:: To do ::
Scan the material below and copy every line holding the word "계약기간".

:: Records for processing ::
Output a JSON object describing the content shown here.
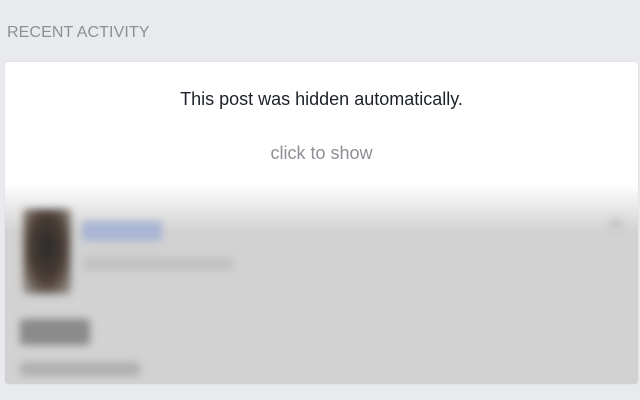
{
  "section": {
    "title": "RECENT ACTIVITY"
  },
  "hidden_post": {
    "message": "This post was hidden automatically.",
    "show_link": "click to show"
  },
  "colors": {
    "page_background": "#e9eaee",
    "card_background": "#ffffff",
    "primary_text": "#1d2129",
    "secondary_text": "#8d8f94",
    "blurred_overlay": "#d2d2d2"
  }
}
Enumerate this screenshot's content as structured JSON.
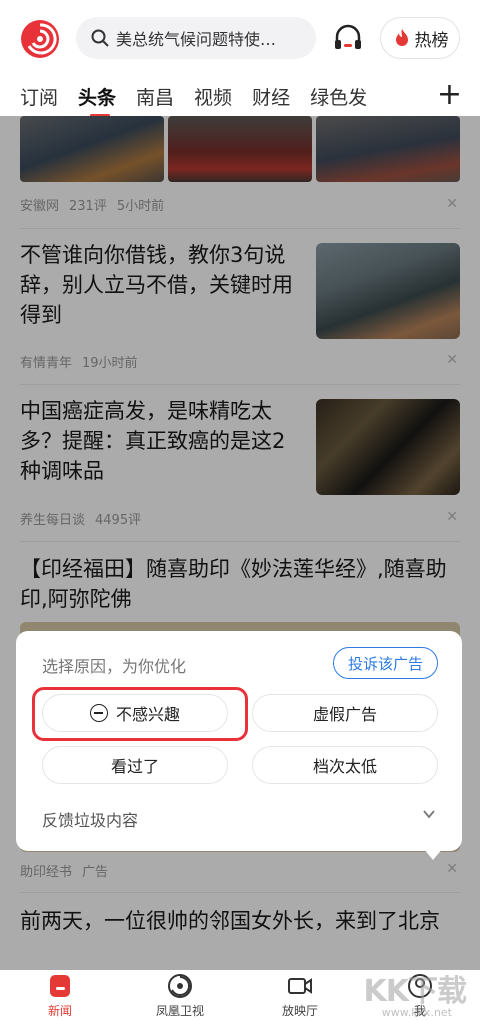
{
  "header": {
    "search_text": "美总统气候问题特使…",
    "hot_label": "热榜"
  },
  "tabs": [
    "订阅",
    "头条",
    "南昌",
    "视频",
    "财经",
    "绿色发"
  ],
  "feed": {
    "item0": {
      "source": "安徽网",
      "comments": "231评",
      "time": "5小时前"
    },
    "item1": {
      "title": "不管谁向你借钱，教你3句说辞，别人立马不借，关键时用得到",
      "source": "有情青年",
      "time": "19小时前"
    },
    "item2": {
      "title": "中国癌症高发，是味精吃太多？提醒：真正致癌的是这2种调味品",
      "source": "养生每日谈",
      "comments": "4495评"
    },
    "item3": {
      "title": "【印经福田】随喜助印《妙法莲华经》,随喜助印,阿弥陀佛",
      "source": "助印经书",
      "tag": "广告"
    },
    "item4": {
      "title": "前两天，一位很帅的邻国女外长，来到了北京"
    }
  },
  "popup": {
    "prompt": "选择原因，为你优化",
    "report_label": "投诉该广告",
    "reasons": [
      "不感兴趣",
      "虚假广告",
      "看过了",
      "档次太低"
    ],
    "feedback_label": "反馈垃圾内容"
  },
  "bottom_nav": [
    "新闻",
    "凤凰卫视",
    "放映厅",
    "我"
  ],
  "watermark": {
    "main": "KK下载",
    "sub": "www.kkx.net"
  },
  "colors": {
    "accent": "#e53935",
    "link_blue": "#2d7be5",
    "highlight": "#e8323a"
  }
}
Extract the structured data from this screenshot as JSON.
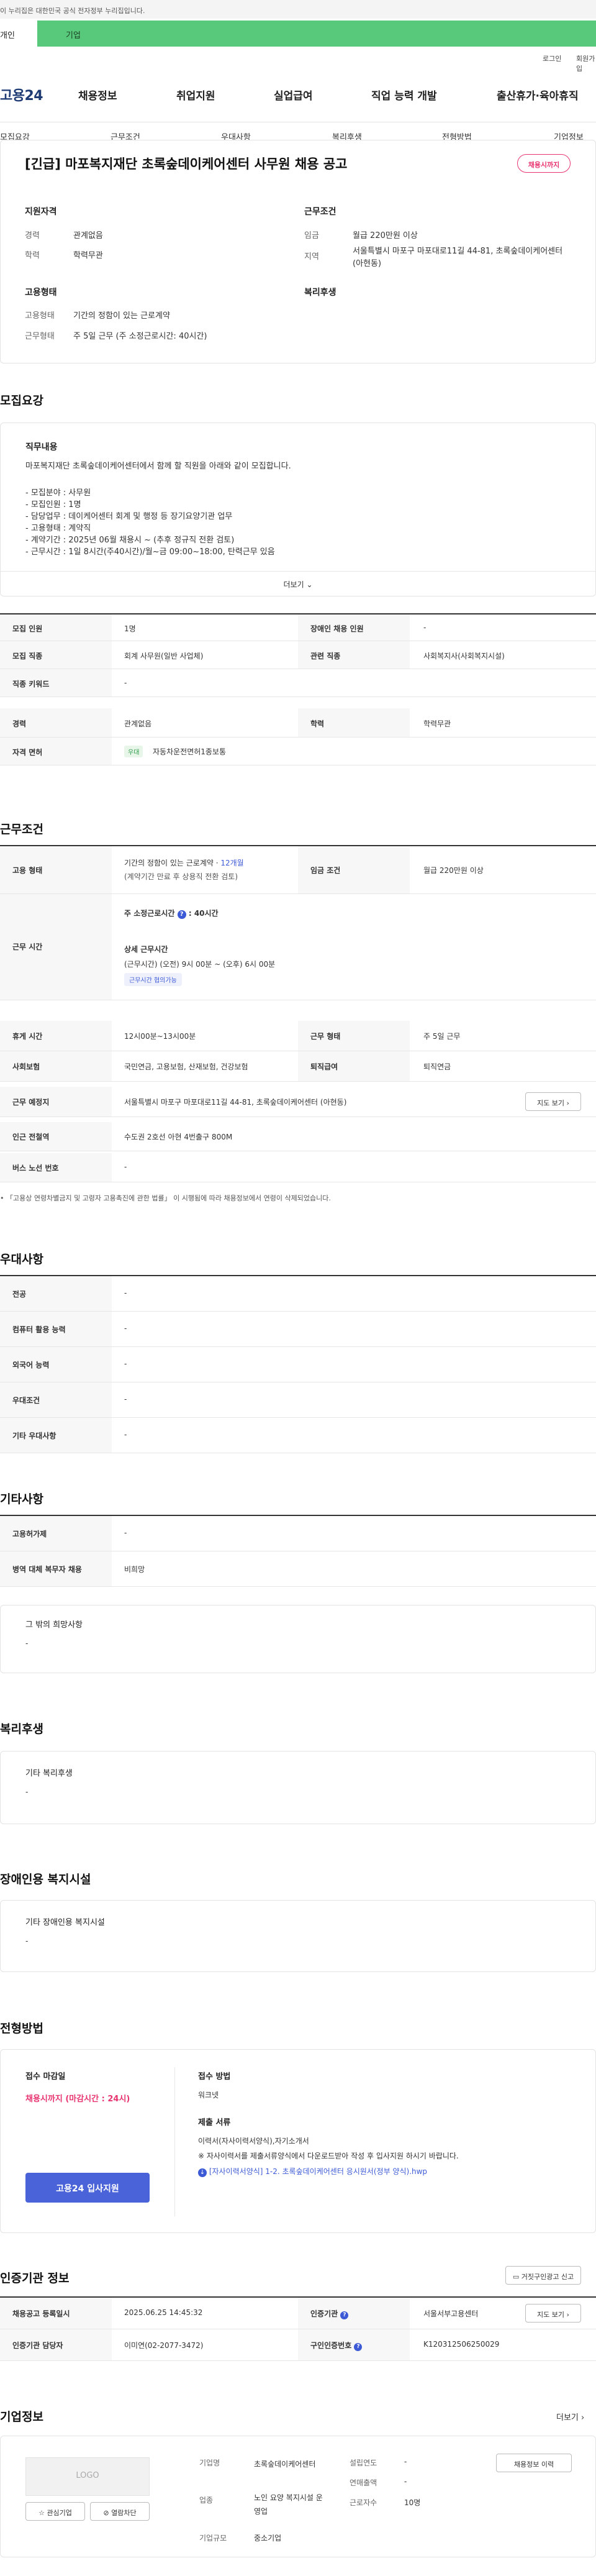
{
  "gov_notice": "이 누리집은 대한민국 공식 전자정부 누리집입니다.",
  "top_tabs": {
    "person": "개인",
    "company": "기업"
  },
  "util": {
    "login": "로그인",
    "join": "회원가입"
  },
  "logo": "고용24",
  "gnb": [
    "채용정보",
    "취업지원",
    "실업급여",
    "직업 능력 개발",
    "출산휴가·육아휴직"
  ],
  "subnav": [
    "모집요강",
    "근무조건",
    "우대사항",
    "복리후생",
    "전형방법",
    "기업정보"
  ],
  "job": {
    "title": "[긴급] 마포복지재단 초록숲데이케어센터 사무원 채용 공고",
    "status_badge": "채용시까지",
    "qualifications_heading": "지원자격",
    "career_label": "경력",
    "career_value": "관계없음",
    "edu_label": "학력",
    "edu_value": "학력무관",
    "conditions_heading": "근무조건",
    "wage_label": "임금",
    "wage_value": "월급 220만원 이상",
    "region_label": "지역",
    "region_value": "서울특별시 마포구 마포대로11길 44-81, 초록숲데이케어센터 (아현동)",
    "employment_heading": "고용형태",
    "emp_type_label": "고용형태",
    "emp_type_value": "기간의 정함이 있는 근로계약",
    "work_form_label": "근무형태",
    "work_form_value": "주 5일 근무 (주 소정근로시간: 40시간)",
    "welfare_heading": "복리후생"
  },
  "recruit": {
    "section_title": "모집요강",
    "duty_heading": "직무내용",
    "duty_lines": [
      "마포복지재단 초록숲데이케어센터에서 함께 할 직원을 아래와 같이 모집합니다.",
      "",
      "- 모집분야 : 사무원",
      "- 모집인원 : 1명",
      "- 담당업무 : 데이케어센터 회계 및 행정 등 장기요양기관 업무",
      "- 고용형태 : 계약직",
      "- 계약기간 : 2025년 06월 채용시 ~  (추후 정규직 전환 검토)",
      "- 근무시간 : 1일 8시간(주40시간)/월~금 09:00~18:00, 탄력근무 있음"
    ],
    "more_label": "더보기",
    "rows": [
      {
        "l1": "모집 인원",
        "v1": "1명",
        "l2": "장애인 채용 인원",
        "v2": "-"
      },
      {
        "l1": "모집 직종",
        "v1": "회계 사무원(일반 사업체)",
        "l2": "관련 직종",
        "v2": "사회복지사(사회복지시설)"
      },
      {
        "l1": "직종 키워드",
        "v1": "-",
        "l2": "",
        "v2": ""
      },
      {
        "l1": "경력",
        "v1": "관계없음",
        "l2": "학력",
        "v2": "학력무관"
      },
      {
        "l1": "자격 면허",
        "v1": "자동차운전면허1종보통",
        "l2": "",
        "v2": ""
      }
    ],
    "license_tag": "우대"
  },
  "conditions": {
    "section_title": "근무조건",
    "emp_type_label": "고용 형태",
    "emp_type_value": "기간의 정함이 있는 근로계약 · ",
    "emp_type_months": "12개월",
    "emp_type_note": "(계약기간 만료 후 상용직 전환 검토)",
    "wage_label": "임금 조건",
    "wage_value": "월급 220만원 이상",
    "hours_label": "근무 시간",
    "weekly_hours": "주 소정근로시간",
    "weekly_hours_value": ": 40시간",
    "detail_heading": "상세 근무시간",
    "detail_value": "(근무시간) (오전) 9시 00분 ~ (오후) 6시 00분",
    "flex_tag": "근무시간 협의가능",
    "break_label": "휴게 시간",
    "break_value": "12시00분~13시00분",
    "work_form_label": "근무 형태",
    "work_form_value": "주 5일 근무",
    "insurance_label": "사회보험",
    "insurance_value": "국민연금, 고용보험, 산재보험, 건강보험",
    "retire_label": "퇴직급여",
    "retire_value": "퇴직연금",
    "place_label": "근무 예정지",
    "place_value": "서울특별시 마포구 마포대로11길 44-81, 초록숲데이케어센터 (아현동)",
    "map_btn": "지도 보기",
    "subway_label": "인근 전철역",
    "subway_value": "수도권 2호선 아현 4번출구 800M",
    "bus_label": "버스 노선 번호",
    "bus_value": "-",
    "footnote": "「고용상 연령차별금지 및 고령자 고용촉진에 관한 법률」 이 시행됨에 따라 채용정보에서 연령이 삭제되었습니다."
  },
  "preferred": {
    "section_title": "우대사항",
    "rows": [
      {
        "label": "전공",
        "value": "-"
      },
      {
        "label": "컴퓨터 활용 능력",
        "value": "-"
      },
      {
        "label": "외국어 능력",
        "value": "-"
      },
      {
        "label": "우대조건",
        "value": "-"
      },
      {
        "label": "기타 우대사항",
        "value": "-"
      }
    ]
  },
  "other": {
    "section_title": "기타사항",
    "rows": [
      {
        "label": "고용허가제",
        "value": "-"
      },
      {
        "label": "병역 대체 복무자 채용",
        "value": "비희망"
      }
    ],
    "etc_heading": "그 밖의 희망사항",
    "etc_value": "-"
  },
  "welfare": {
    "section_title": "복리후생",
    "heading": "기타 복리후생",
    "value": "-"
  },
  "disability": {
    "section_title": "장애인용 복지시설",
    "heading": "기타 장애인용 복지시설",
    "value": "-"
  },
  "selection": {
    "section_title": "전형방법",
    "deadline_label": "접수 마감일",
    "deadline_value": "채용시까지 (마감시간 : 24시)",
    "apply_btn": "고용24 입사지원",
    "method_label": "접수 방법",
    "method_value": "워크넷",
    "docs_label": "제출 서류",
    "docs_value": "이력서(자사이력서양식),자기소개서",
    "docs_note": "※ 자사이력서를 제출서류양식에서 다운로드받아 작성 후 입사지원 하시기 바랍니다.",
    "file_link": "[자사이력서양식] 1-2. 초록숲데이케어센터 응시원서(정부 양식).hwp"
  },
  "cert": {
    "section_title": "인증기관 정보",
    "report_btn": "거짓구인광고 신고",
    "reg_date_label": "채용공고 등록일시",
    "reg_date_value": "2025.06.25 14:45:32",
    "cert_org_label": "인증기관",
    "cert_org_value": "서울서부고용센터",
    "map_btn": "지도 보기",
    "manager_label": "인증기관 담당자",
    "manager_value": "이미연(02-2077-3472)",
    "cert_no_label": "구인인증번호",
    "cert_no_value": "K120312506250029"
  },
  "company": {
    "section_title": "기업정보",
    "more_label": "더보기",
    "logo_text": "LOGO",
    "fav_btn": "관심기업",
    "block_btn": "열람차단",
    "name_label": "기업명",
    "name_value": "초록숲데이케어센터",
    "industry_label": "업종",
    "industry_value": "노인 요양 복지시설 운영업",
    "size_label": "기업규모",
    "size_value": "중소기업",
    "founded_label": "설립연도",
    "founded_value": "-",
    "revenue_label": "연매출액",
    "revenue_value": "-",
    "employees_label": "근로자수",
    "employees_value": "10명",
    "history_btn": "채용정보 이력"
  }
}
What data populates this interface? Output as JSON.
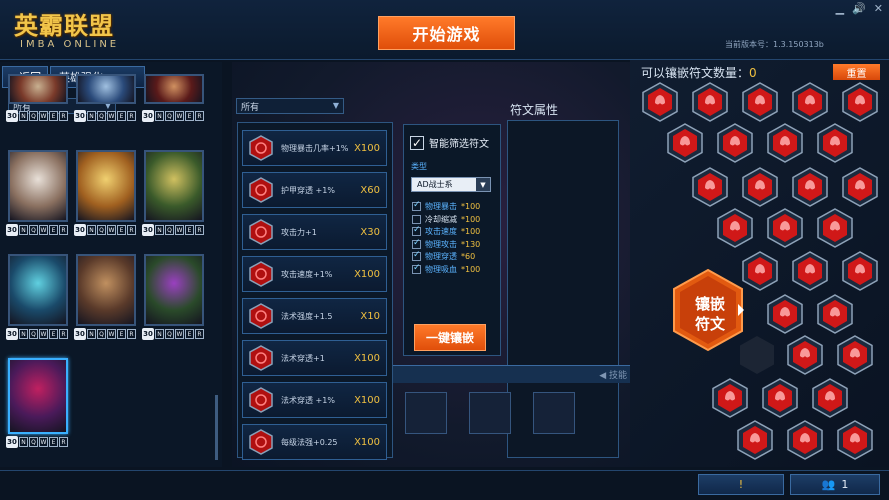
{
  "header": {
    "logo_title": "英霸联盟",
    "logo_sub": "IMBA ONLINE",
    "start_label": "开始游戏",
    "version": "当前版本号：1.3.150313b"
  },
  "nav": {
    "back_label": "返回",
    "tab_label": "英雄强化",
    "hero_filter": "所有"
  },
  "hero_keys": {
    "level": "30",
    "keys": [
      "N",
      "Q",
      "W",
      "E",
      "R"
    ]
  },
  "heroes": [
    {
      "name": "hero-1"
    },
    {
      "name": "hero-2"
    },
    {
      "name": "hero-3"
    },
    {
      "name": "hero-4"
    },
    {
      "name": "hero-5"
    },
    {
      "name": "hero-6"
    },
    {
      "name": "hero-7"
    },
    {
      "name": "hero-8"
    },
    {
      "name": "hero-9"
    },
    {
      "name": "hero-10"
    }
  ],
  "rune_filter": "所有",
  "runes": [
    {
      "name": "物理暴击几率+1%",
      "count": "X100"
    },
    {
      "name": "护甲穿透 +1%",
      "count": "X60"
    },
    {
      "name": "攻击力+1",
      "count": "X30"
    },
    {
      "name": "攻击速度+1%",
      "count": "X100"
    },
    {
      "name": "法术强度+1.5",
      "count": "X10"
    },
    {
      "name": "法术穿透+1",
      "count": "X100"
    },
    {
      "name": "法术穿透 +1%",
      "count": "X100"
    },
    {
      "name": "每级法强+0.25",
      "count": "X100"
    }
  ],
  "filter": {
    "smart_label": "智能筛选符文",
    "type_label": "类型",
    "type_value": "AD战士系",
    "options": [
      {
        "label": "物理暴击",
        "value": "*100",
        "checked": true
      },
      {
        "label": "冷却缩减",
        "value": "*100",
        "checked": false
      },
      {
        "label": "攻击速度",
        "value": "*100",
        "checked": true
      },
      {
        "label": "物理攻击",
        "value": "*130",
        "checked": true
      },
      {
        "label": "物理穿透",
        "value": "*60",
        "checked": true
      },
      {
        "label": "物理吸血",
        "value": "*100",
        "checked": true
      }
    ],
    "onekey_label": "一键镶嵌"
  },
  "attr_title": "符文属性",
  "runebar_text": "◀ 技能",
  "right": {
    "title": "可以镶嵌符文数量：",
    "count": "0",
    "reset_label": "重置",
    "inlay_label_1": "镶嵌",
    "inlay_label_2": "符文"
  },
  "bottom": {
    "alert_icon": "!",
    "friends_count": "1"
  },
  "colors": {
    "accent": "#f06018",
    "gold": "#f0c040",
    "rune_red": "#d01818",
    "frame_blue": "#2f5f93"
  }
}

:: Result for this exercise ::
      "- 계약기간 : 2025년 06월 채용시 ~  (추후 정규직 전환 검토)",
    "emp_type_note": "(계약기간 만료 후 상용직 전환 검토)",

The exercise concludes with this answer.